### Activity
Could you please output all of the data exactly, without the images?

#####

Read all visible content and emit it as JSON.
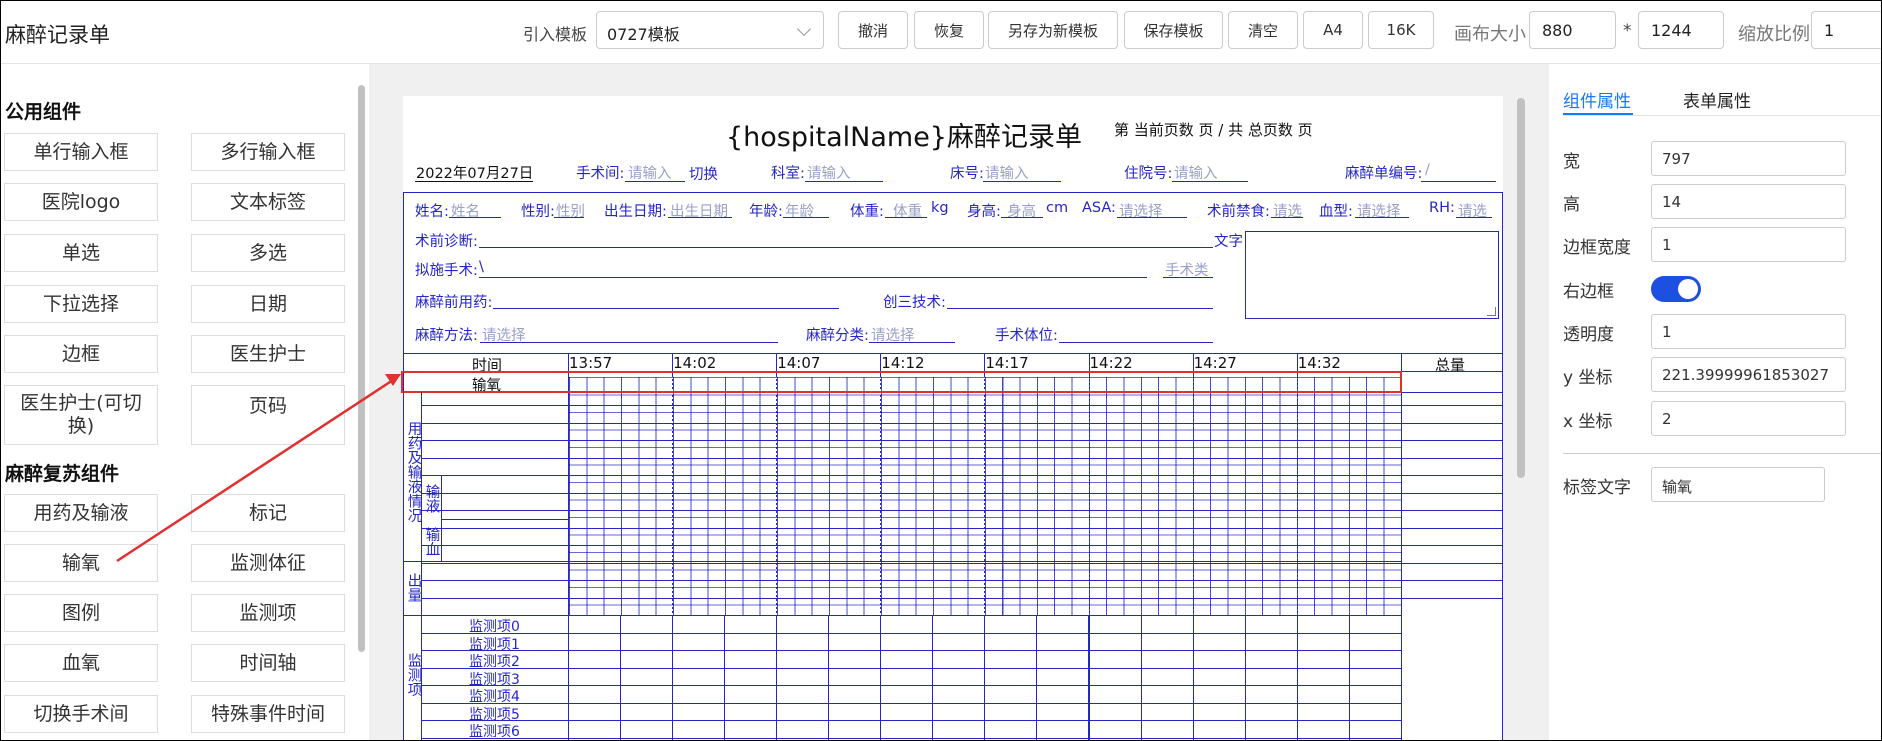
{
  "toolbar": {
    "app_title": "麻醉记录单",
    "template_label": "引入模板",
    "template_value": "0727模板",
    "undo": "撤消",
    "redo": "恢复",
    "save_as_new": "另存为新模板",
    "save_template": "保存模板",
    "clear": "清空",
    "a4": "A4",
    "k16": "16K",
    "canvas_size_label": "画布大小",
    "canvas_width": "880",
    "times": "*",
    "canvas_height": "1244",
    "zoom_label": "缩放比例",
    "zoom_value": "1"
  },
  "left_panel": {
    "public_title": "公用组件",
    "public_items": [
      "单行输入框",
      "多行输入框",
      "医院logo",
      "文本标签",
      "单选",
      "多选",
      "下拉选择",
      "日期",
      "边框",
      "医生护士",
      "医生护士(可切换)",
      "页码"
    ],
    "anes_title": "麻醉复苏组件",
    "anes_items": [
      "用药及输液",
      "标记",
      "输氧",
      "监测体征",
      "图例",
      "监测项",
      "血氧",
      "时间轴",
      "切换手术间",
      "特殊事件时间"
    ]
  },
  "form": {
    "title": "{hospitalName}麻醉记录单",
    "page_info": "第 当前页数 页 / 共 总页数 页",
    "date": "2022年07月27日",
    "row1": {
      "or_label": "手术间:",
      "or_ph": "请输入",
      "switch": "切换",
      "dept_label": "科室:",
      "dept_ph": "请输入",
      "bed_label": "床号:",
      "bed_ph": "请输入",
      "inpatient_label": "住院号:",
      "inpatient_ph": "请输入",
      "sheet_no_label": "麻醉单编号:",
      "sheet_no_val": "/"
    },
    "row2": {
      "name_label": "姓名:",
      "name_ph": "姓名",
      "gender_label": "性别:",
      "gender_ph": "性别",
      "dob_label": "出生日期:",
      "dob_ph": "出生日期",
      "age_label": "年龄:",
      "age_ph": "年龄",
      "weight_label": "体重:",
      "weight_ph": "体重",
      "weight_unit": "kg",
      "height_label": "身高:",
      "height_ph": "身高",
      "height_unit": "cm",
      "asa_label": "ASA:",
      "asa_ph": "请选择",
      "fasting_label": "术前禁食:",
      "fasting_ph": "请选",
      "blood_label": "血型:",
      "blood_ph": "请选择",
      "rh_label": "RH:",
      "rh_ph": "请选"
    },
    "preop_diag_label": "术前诊断:",
    "text_label": "文字",
    "planned_surgery_label": "拟施手术:",
    "planned_surgery_val": "\\",
    "surgery_type_ph": "手术类",
    "premed_label": "麻醉前用药:",
    "invasive_label": "创三技术:",
    "anes_method_label": "麻醉方法:",
    "anes_method_ph": "请选择",
    "anes_class_label": "麻醉分类:",
    "anes_class_ph": "请选择",
    "position_label": "手术体位:",
    "grid": {
      "time_label": "时间",
      "times": [
        "13:57",
        "14:02",
        "14:07",
        "14:12",
        "14:17",
        "14:22",
        "14:27",
        "14:32"
      ],
      "total_label": "总量",
      "oxygen_label": "输氧",
      "meds_label": "用药及输液情况",
      "infusion_label": "输液",
      "blood_label": "输血",
      "output_label": "出量",
      "monitor_label": "监测项",
      "monitor_items": [
        "监测项0",
        "监测项1",
        "监测项2",
        "监测项3",
        "监测项4",
        "监测项5",
        "监测项6"
      ]
    }
  },
  "right_panel": {
    "tab_component": "组件属性",
    "tab_form": "表单属性",
    "width_label": "宽",
    "width_val": "797",
    "height_label": "高",
    "height_val": "14",
    "border_width_label": "边框宽度",
    "border_width_val": "1",
    "right_border_label": "右边框",
    "right_border_on": true,
    "opacity_label": "透明度",
    "opacity_val": "1",
    "y_label": "y 坐标",
    "y_val": "221.39999961853027",
    "x_label": "x 坐标",
    "x_val": "2",
    "label_text_label": "标签文字",
    "label_text_val": "输氧"
  },
  "colors": {
    "accent": "#1677ff",
    "form_blue": "#2626c8",
    "highlight": "#e03030",
    "toggle": "#1d4fe0"
  }
}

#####

### Output of the task
Read all visible content and emit it as JSON.
{
  "toolbar": {
    "app_title": "麻醉记录单",
    "template_label": "引入模板",
    "template_value": "0727模板",
    "undo": "撤消",
    "redo": "恢复",
    "save_as_new": "另存为新模板",
    "save_template": "保存模板",
    "clear": "清空",
    "a4": "A4",
    "k16": "16K",
    "canvas_size_label": "画布大小",
    "canvas_width": "880",
    "times": "*",
    "canvas_height": "1244",
    "zoom_label": "缩放比例",
    "zoom_value": "1"
  },
  "left_panel": {
    "public_title": "公用组件",
    "public_items": [
      "单行输入框",
      "多行输入框",
      "医院logo",
      "文本标签",
      "单选",
      "多选",
      "下拉选择",
      "日期",
      "边框",
      "医生护士",
      "医生护士(可切换)",
      "页码"
    ],
    "anes_title": "麻醉复苏组件",
    "anes_items": [
      "用药及输液",
      "标记",
      "输氧",
      "监测体征",
      "图例",
      "监测项",
      "血氧",
      "时间轴",
      "切换手术间",
      "特殊事件时间"
    ]
  },
  "form": {
    "title": "{hospitalName}麻醉记录单",
    "page_info": "第 当前页数 页 / 共 总页数 页",
    "date": "2022年07月27日",
    "row1": {
      "or_label": "手术间:",
      "or_ph": "请输入",
      "switch": "切换",
      "dept_label": "科室:",
      "dept_ph": "请输入",
      "bed_label": "床号:",
      "bed_ph": "请输入",
      "inpatient_label": "住院号:",
      "inpatient_ph": "请输入",
      "sheet_no_label": "麻醉单编号:",
      "sheet_no_val": "/"
    },
    "row2": {
      "name_label": "姓名:",
      "name_ph": "姓名",
      "gender_label": "性别:",
      "gender_ph": "性别",
      "dob_label": "出生日期:",
      "dob_ph": "出生日期",
      "age_label": "年龄:",
      "age_ph": "年龄",
      "weight_label": "体重:",
      "weight_ph": "体重",
      "weight_unit": "kg",
      "height_label": "身高:",
      "height_ph": "身高",
      "height_unit": "cm",
      "asa_label": "ASA:",
      "asa_ph": "请选择",
      "fasting_label": "术前禁食:",
      "fasting_ph": "请选",
      "blood_label": "血型:",
      "blood_ph": "请选择",
      "rh_label": "RH:",
      "rh_ph": "请选"
    },
    "preop_diag_label": "术前诊断:",
    "text_label": "文字",
    "planned_surgery_label": "拟施手术:",
    "planned_surgery_val": "\\",
    "surgery_type_ph": "手术类",
    "premed_label": "麻醉前用药:",
    "invasive_label": "创三技术:",
    "anes_method_label": "麻醉方法:",
    "anes_method_ph": "请选择",
    "anes_class_label": "麻醉分类:",
    "anes_class_ph": "请选择",
    "position_label": "手术体位:",
    "grid": {
      "time_label": "时间",
      "times": [
        "13:57",
        "14:02",
        "14:07",
        "14:12",
        "14:17",
        "14:22",
        "14:27",
        "14:32"
      ],
      "total_label": "总量",
      "oxygen_label": "输氧",
      "meds_label": "用药及输液情况",
      "infusion_label": "输液",
      "blood_label": "输血",
      "output_label": "出量",
      "monitor_label": "监测项",
      "monitor_items": [
        "监测项0",
        "监测项1",
        "监测项2",
        "监测项3",
        "监测项4",
        "监测项5",
        "监测项6"
      ]
    }
  },
  "right_panel": {
    "tab_component": "组件属性",
    "tab_form": "表单属性",
    "width_label": "宽",
    "width_val": "797",
    "height_label": "高",
    "height_val": "14",
    "border_width_label": "边框宽度",
    "border_width_val": "1",
    "right_border_label": "右边框",
    "right_border_on": true,
    "opacity_label": "透明度",
    "opacity_val": "1",
    "y_label": "y 坐标",
    "y_val": "221.39999961853027",
    "x_label": "x 坐标",
    "x_val": "2",
    "label_text_label": "标签文字",
    "label_text_val": "输氧"
  },
  "colors": {
    "accent": "#1677ff",
    "form_blue": "#2626c8",
    "highlight": "#e03030",
    "toggle": "#1d4fe0"
  }
}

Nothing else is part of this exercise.